The Canadian Food Agency has ordered the slaughter of 1,700 domesticated elk in an effort to stop the spread of chronic wasting disease in elk at six unnamed farms in Saskatchewan. With symptoms similar to BSE, it has the potential to ruin Canada’s C$1bn elk and deer farming industry.

The decision to kill the animals comes in the wake of a World Health Organisation directive stating that any products from animals carrying a disease resembling Mad Cow Disease must not be consumed. The aim of the slaughter is to ensure the illness does not enter human food through elk meat or a dietary health food supplements containing a product called velvet antler.

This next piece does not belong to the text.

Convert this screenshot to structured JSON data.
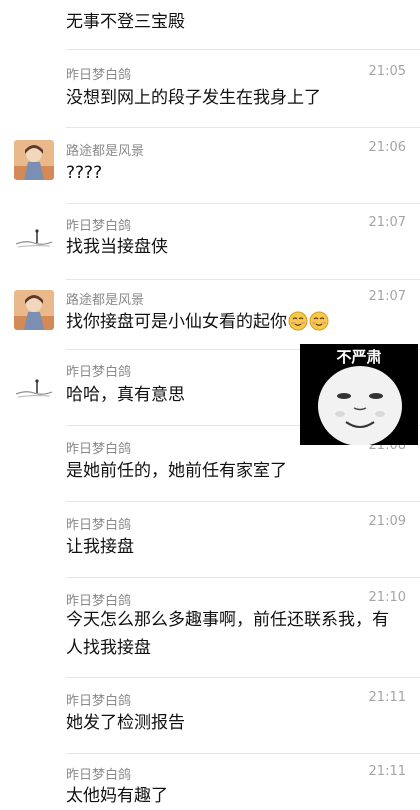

There is no scientific proof that the fatal disease is transmittable to humans nor is it known if it can spread to cattle and then to humans. Canadian farmers receive C$4,000 compensation for each animal slaughtered plus costs to dispose of the carcasses.

By Monica Dobie, correspondent